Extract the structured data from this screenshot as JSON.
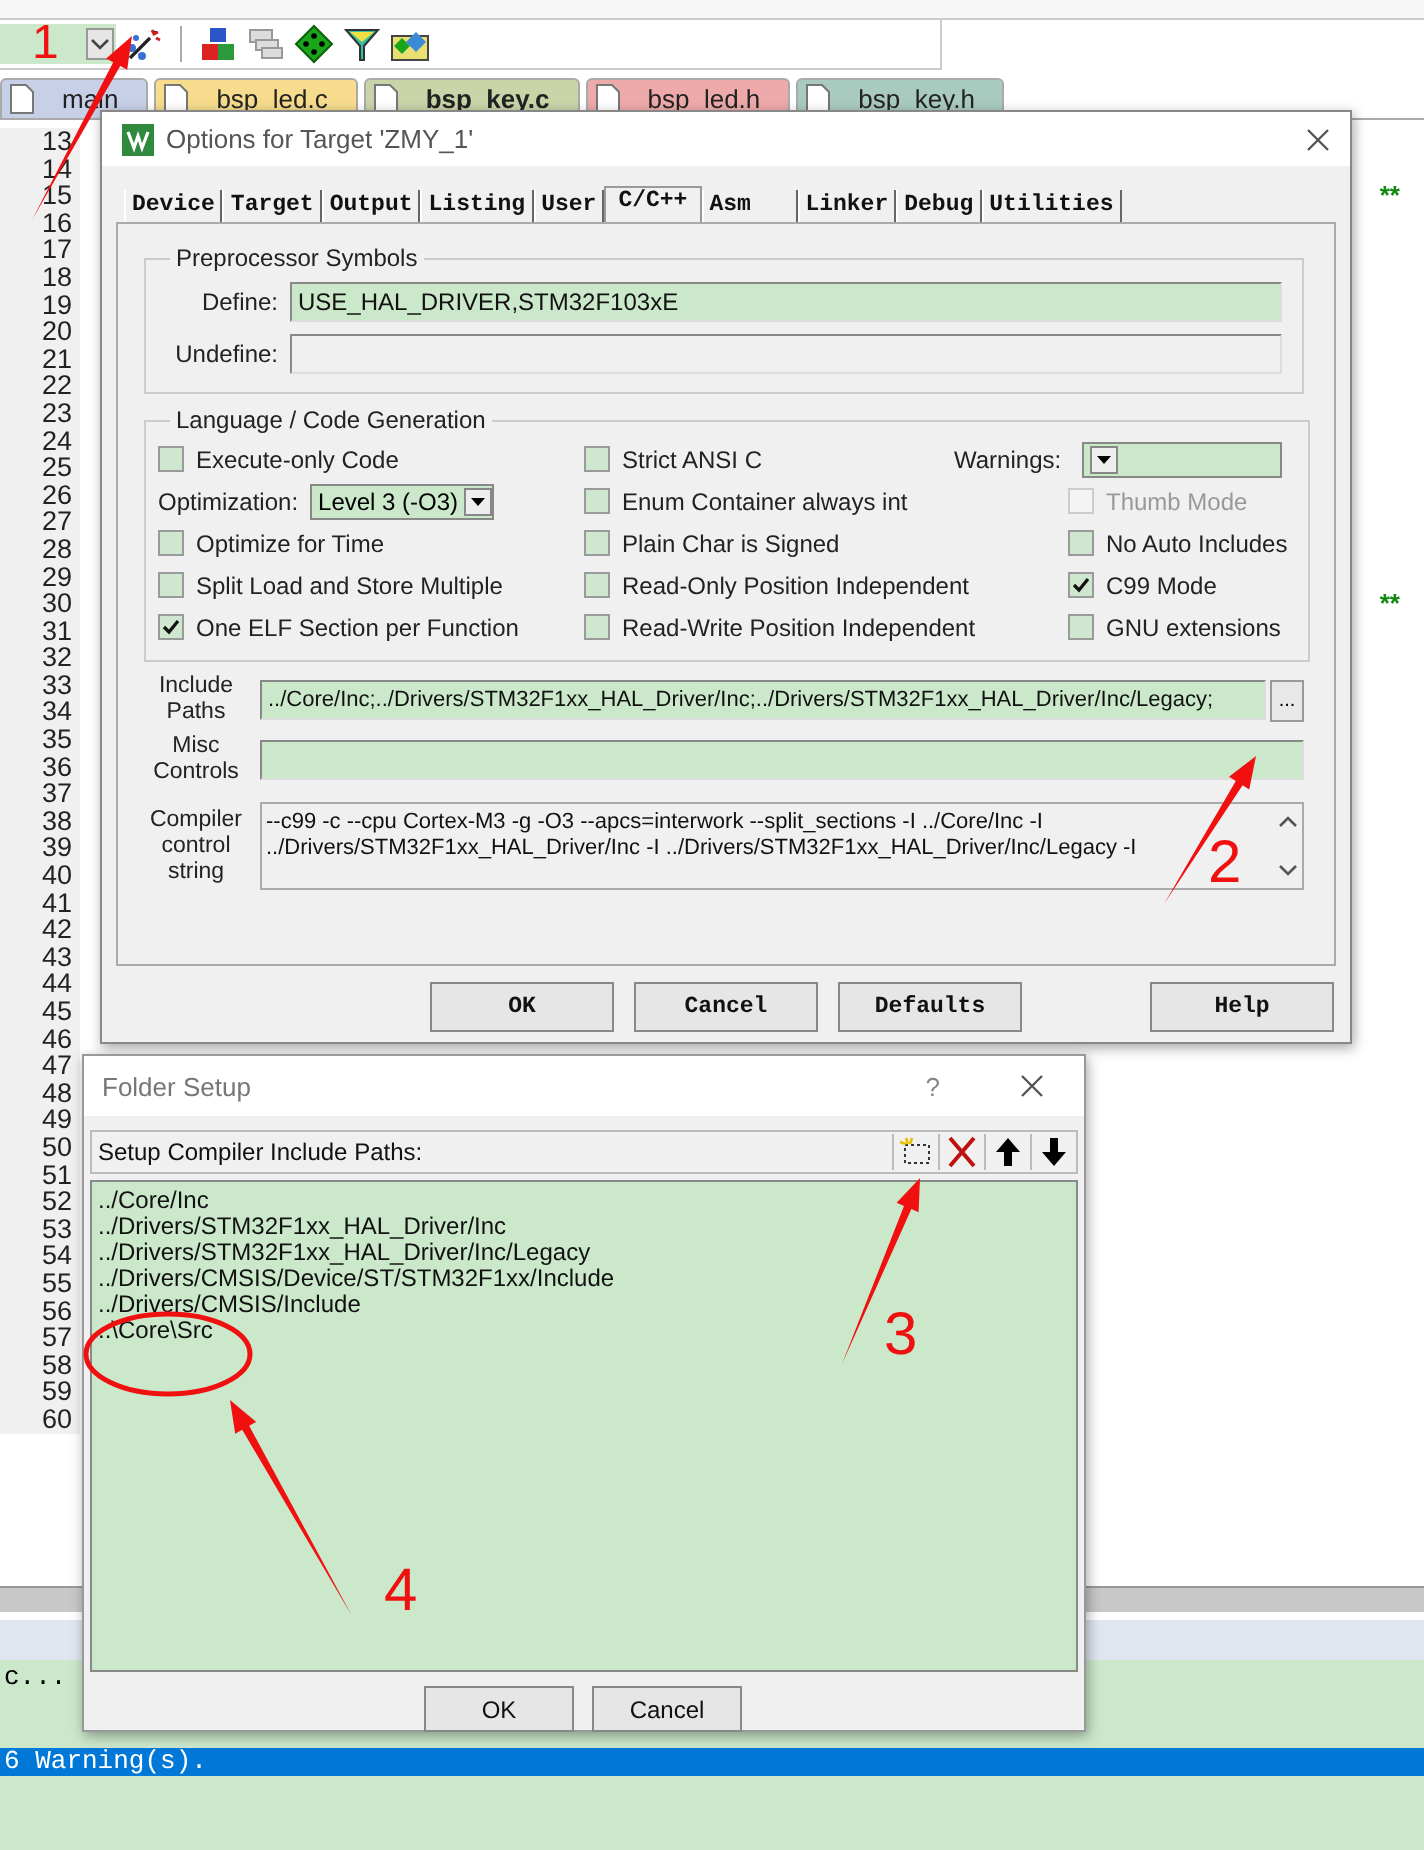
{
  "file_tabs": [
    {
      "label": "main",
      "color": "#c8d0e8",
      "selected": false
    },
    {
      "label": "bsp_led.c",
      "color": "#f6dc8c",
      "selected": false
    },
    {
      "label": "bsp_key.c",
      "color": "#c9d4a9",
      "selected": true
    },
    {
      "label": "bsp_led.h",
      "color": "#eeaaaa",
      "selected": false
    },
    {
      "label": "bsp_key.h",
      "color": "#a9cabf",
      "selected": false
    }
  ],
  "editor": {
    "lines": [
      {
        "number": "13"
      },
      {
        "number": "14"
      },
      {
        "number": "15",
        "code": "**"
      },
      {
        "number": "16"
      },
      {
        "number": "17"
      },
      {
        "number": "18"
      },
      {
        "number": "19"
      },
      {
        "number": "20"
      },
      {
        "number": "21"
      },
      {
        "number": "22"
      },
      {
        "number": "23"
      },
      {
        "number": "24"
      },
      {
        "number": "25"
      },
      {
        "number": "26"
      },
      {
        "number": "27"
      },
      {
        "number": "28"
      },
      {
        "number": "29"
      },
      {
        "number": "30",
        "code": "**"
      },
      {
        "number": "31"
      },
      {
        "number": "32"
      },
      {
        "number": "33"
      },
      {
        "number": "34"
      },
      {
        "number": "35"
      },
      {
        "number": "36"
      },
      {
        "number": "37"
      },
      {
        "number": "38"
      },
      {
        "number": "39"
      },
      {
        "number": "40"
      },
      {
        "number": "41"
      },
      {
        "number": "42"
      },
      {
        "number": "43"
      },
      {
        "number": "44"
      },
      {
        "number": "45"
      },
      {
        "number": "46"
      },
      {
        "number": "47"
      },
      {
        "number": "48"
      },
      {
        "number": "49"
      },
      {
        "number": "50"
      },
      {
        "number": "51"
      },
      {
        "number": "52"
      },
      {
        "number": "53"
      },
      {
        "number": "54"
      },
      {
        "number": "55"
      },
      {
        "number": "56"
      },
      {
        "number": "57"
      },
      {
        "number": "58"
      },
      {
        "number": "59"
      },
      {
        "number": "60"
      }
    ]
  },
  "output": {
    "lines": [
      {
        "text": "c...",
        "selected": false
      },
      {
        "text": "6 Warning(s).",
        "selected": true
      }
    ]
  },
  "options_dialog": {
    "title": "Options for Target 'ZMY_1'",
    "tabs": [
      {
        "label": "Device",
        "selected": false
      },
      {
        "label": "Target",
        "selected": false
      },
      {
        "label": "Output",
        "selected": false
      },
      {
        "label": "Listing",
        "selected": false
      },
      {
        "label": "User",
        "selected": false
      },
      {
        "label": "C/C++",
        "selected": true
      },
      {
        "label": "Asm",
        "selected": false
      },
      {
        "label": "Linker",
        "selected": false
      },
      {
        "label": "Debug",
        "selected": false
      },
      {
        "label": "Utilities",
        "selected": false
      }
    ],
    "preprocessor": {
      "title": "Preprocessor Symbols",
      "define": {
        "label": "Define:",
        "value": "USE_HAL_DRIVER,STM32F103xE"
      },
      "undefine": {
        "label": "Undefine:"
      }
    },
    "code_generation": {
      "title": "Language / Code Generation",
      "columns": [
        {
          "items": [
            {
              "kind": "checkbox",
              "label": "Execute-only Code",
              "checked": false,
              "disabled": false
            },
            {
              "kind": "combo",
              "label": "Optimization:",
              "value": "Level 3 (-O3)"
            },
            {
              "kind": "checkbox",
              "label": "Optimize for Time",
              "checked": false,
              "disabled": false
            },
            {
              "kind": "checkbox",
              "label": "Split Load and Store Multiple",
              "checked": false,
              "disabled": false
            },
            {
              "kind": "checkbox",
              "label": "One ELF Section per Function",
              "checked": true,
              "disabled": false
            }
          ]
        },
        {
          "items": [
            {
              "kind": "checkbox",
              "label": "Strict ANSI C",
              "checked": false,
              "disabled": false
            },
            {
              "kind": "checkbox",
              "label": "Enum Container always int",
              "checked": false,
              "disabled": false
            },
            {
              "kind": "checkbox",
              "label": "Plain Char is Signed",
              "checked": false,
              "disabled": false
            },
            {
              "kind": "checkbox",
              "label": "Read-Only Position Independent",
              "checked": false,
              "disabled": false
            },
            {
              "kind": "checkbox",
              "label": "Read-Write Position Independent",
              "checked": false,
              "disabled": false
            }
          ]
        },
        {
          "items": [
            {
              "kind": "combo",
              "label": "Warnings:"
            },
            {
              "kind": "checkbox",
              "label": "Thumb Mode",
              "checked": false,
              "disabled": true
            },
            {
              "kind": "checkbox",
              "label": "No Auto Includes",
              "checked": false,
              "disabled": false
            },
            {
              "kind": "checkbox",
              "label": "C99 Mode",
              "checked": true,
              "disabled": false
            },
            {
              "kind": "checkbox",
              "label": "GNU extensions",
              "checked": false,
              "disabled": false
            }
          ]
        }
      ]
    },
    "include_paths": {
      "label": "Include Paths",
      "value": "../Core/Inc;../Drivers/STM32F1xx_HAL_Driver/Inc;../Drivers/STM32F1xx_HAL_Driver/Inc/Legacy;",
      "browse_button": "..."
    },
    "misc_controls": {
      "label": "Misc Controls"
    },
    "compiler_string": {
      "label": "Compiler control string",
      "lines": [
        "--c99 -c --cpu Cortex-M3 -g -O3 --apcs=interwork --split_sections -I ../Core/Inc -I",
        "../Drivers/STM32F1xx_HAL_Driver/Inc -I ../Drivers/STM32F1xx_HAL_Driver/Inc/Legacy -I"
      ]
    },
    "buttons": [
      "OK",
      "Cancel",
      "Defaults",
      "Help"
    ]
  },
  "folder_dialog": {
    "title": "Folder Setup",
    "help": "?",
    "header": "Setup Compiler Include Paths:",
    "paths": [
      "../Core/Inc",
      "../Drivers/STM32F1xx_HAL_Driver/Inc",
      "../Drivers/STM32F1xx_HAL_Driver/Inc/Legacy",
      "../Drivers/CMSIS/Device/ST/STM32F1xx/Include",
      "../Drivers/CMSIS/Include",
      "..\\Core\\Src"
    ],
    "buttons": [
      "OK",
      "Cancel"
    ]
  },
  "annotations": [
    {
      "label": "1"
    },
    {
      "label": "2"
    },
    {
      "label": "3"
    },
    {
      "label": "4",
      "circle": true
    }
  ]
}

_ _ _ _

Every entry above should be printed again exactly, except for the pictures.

Solution below:
Extract the structured data from this screenshot as JSON.
{
  "file_tabs": [
    {
      "label": "main",
      "color": "#c8d0e8",
      "selected": false
    },
    {
      "label": "bsp_led.c",
      "color": "#f6dc8c",
      "selected": false
    },
    {
      "label": "bsp_key.c",
      "color": "#c9d4a9",
      "selected": true
    },
    {
      "label": "bsp_led.h",
      "color": "#eeaaaa",
      "selected": false
    },
    {
      "label": "bsp_key.h",
      "color": "#a9cabf",
      "selected": false
    }
  ],
  "editor": {
    "lines": [
      {
        "number": "13"
      },
      {
        "number": "14"
      },
      {
        "number": "15",
        "code": "**"
      },
      {
        "number": "16"
      },
      {
        "number": "17"
      },
      {
        "number": "18"
      },
      {
        "number": "19"
      },
      {
        "number": "20"
      },
      {
        "number": "21"
      },
      {
        "number": "22"
      },
      {
        "number": "23"
      },
      {
        "number": "24"
      },
      {
        "number": "25"
      },
      {
        "number": "26"
      },
      {
        "number": "27"
      },
      {
        "number": "28"
      },
      {
        "number": "29"
      },
      {
        "number": "30",
        "code": "**"
      },
      {
        "number": "31"
      },
      {
        "number": "32"
      },
      {
        "number": "33"
      },
      {
        "number": "34"
      },
      {
        "number": "35"
      },
      {
        "number": "36"
      },
      {
        "number": "37"
      },
      {
        "number": "38"
      },
      {
        "number": "39"
      },
      {
        "number": "40"
      },
      {
        "number": "41"
      },
      {
        "number": "42"
      },
      {
        "number": "43"
      },
      {
        "number": "44"
      },
      {
        "number": "45"
      },
      {
        "number": "46"
      },
      {
        "number": "47"
      },
      {
        "number": "48"
      },
      {
        "number": "49"
      },
      {
        "number": "50"
      },
      {
        "number": "51"
      },
      {
        "number": "52"
      },
      {
        "number": "53"
      },
      {
        "number": "54"
      },
      {
        "number": "55"
      },
      {
        "number": "56"
      },
      {
        "number": "57"
      },
      {
        "number": "58"
      },
      {
        "number": "59"
      },
      {
        "number": "60"
      }
    ]
  },
  "output": {
    "lines": [
      {
        "text": "c...",
        "selected": false
      },
      {
        "text": "6 Warning(s).",
        "selected": true
      }
    ]
  },
  "options_dialog": {
    "title": "Options for Target 'ZMY_1'",
    "tabs": [
      {
        "label": "Device",
        "selected": false
      },
      {
        "label": "Target",
        "selected": false
      },
      {
        "label": "Output",
        "selected": false
      },
      {
        "label": "Listing",
        "selected": false
      },
      {
        "label": "User",
        "selected": false
      },
      {
        "label": "C/C++",
        "selected": true
      },
      {
        "label": "Asm",
        "selected": false
      },
      {
        "label": "Linker",
        "selected": false
      },
      {
        "label": "Debug",
        "selected": false
      },
      {
        "label": "Utilities",
        "selected": false
      }
    ],
    "preprocessor": {
      "title": "Preprocessor Symbols",
      "define": {
        "label": "Define:",
        "value": "USE_HAL_DRIVER,STM32F103xE"
      },
      "undefine": {
        "label": "Undefine:"
      }
    },
    "code_generation": {
      "title": "Language / Code Generation",
      "columns": [
        {
          "items": [
            {
              "kind": "checkbox",
              "label": "Execute-only Code",
              "checked": false,
              "disabled": false
            },
            {
              "kind": "combo",
              "label": "Optimization:",
              "value": "Level 3 (-O3)"
            },
            {
              "kind": "checkbox",
              "label": "Optimize for Time",
              "checked": false,
              "disabled": false
            },
            {
              "kind": "checkbox",
              "label": "Split Load and Store Multiple",
              "checked": false,
              "disabled": false
            },
            {
              "kind": "checkbox",
              "label": "One ELF Section per Function",
              "checked": true,
              "disabled": false
            }
          ]
        },
        {
          "items": [
            {
              "kind": "checkbox",
              "label": "Strict ANSI C",
              "checked": false,
              "disabled": false
            },
            {
              "kind": "checkbox",
              "label": "Enum Container always int",
              "checked": false,
              "disabled": false
            },
            {
              "kind": "checkbox",
              "label": "Plain Char is Signed",
              "checked": false,
              "disabled": false
            },
            {
              "kind": "checkbox",
              "label": "Read-Only Position Independent",
              "checked": false,
              "disabled": false
            },
            {
              "kind": "checkbox",
              "label": "Read-Write Position Independent",
              "checked": false,
              "disabled": false
            }
          ]
        },
        {
          "items": [
            {
              "kind": "combo",
              "label": "Warnings:"
            },
            {
              "kind": "checkbox",
              "label": "Thumb Mode",
              "checked": false,
              "disabled": true
            },
            {
              "kind": "checkbox",
              "label": "No Auto Includes",
              "checked": false,
              "disabled": false
            },
            {
              "kind": "checkbox",
              "label": "C99 Mode",
              "checked": true,
              "disabled": false
            },
            {
              "kind": "checkbox",
              "label": "GNU extensions",
              "checked": false,
              "disabled": false
            }
          ]
        }
      ]
    },
    "include_paths": {
      "label": "Include Paths",
      "value": "../Core/Inc;../Drivers/STM32F1xx_HAL_Driver/Inc;../Drivers/STM32F1xx_HAL_Driver/Inc/Legacy;",
      "browse_button": "..."
    },
    "misc_controls": {
      "label": "Misc Controls"
    },
    "compiler_string": {
      "label": "Compiler control string",
      "lines": [
        "--c99 -c --cpu Cortex-M3 -g -O3 --apcs=interwork --split_sections -I ../Core/Inc -I",
        "../Drivers/STM32F1xx_HAL_Driver/Inc -I ../Drivers/STM32F1xx_HAL_Driver/Inc/Legacy -I"
      ]
    },
    "buttons": [
      "OK",
      "Cancel",
      "Defaults",
      "Help"
    ]
  },
  "folder_dialog": {
    "title": "Folder Setup",
    "help": "?",
    "header": "Setup Compiler Include Paths:",
    "paths": [
      "../Core/Inc",
      "../Drivers/STM32F1xx_HAL_Driver/Inc",
      "../Drivers/STM32F1xx_HAL_Driver/Inc/Legacy",
      "../Drivers/CMSIS/Device/ST/STM32F1xx/Include",
      "../Drivers/CMSIS/Include",
      "..\\Core\\Src"
    ],
    "buttons": [
      "OK",
      "Cancel"
    ]
  },
  "annotations": [
    {
      "label": "1"
    },
    {
      "label": "2"
    },
    {
      "label": "3"
    },
    {
      "label": "4",
      "circle": true
    }
  ]
}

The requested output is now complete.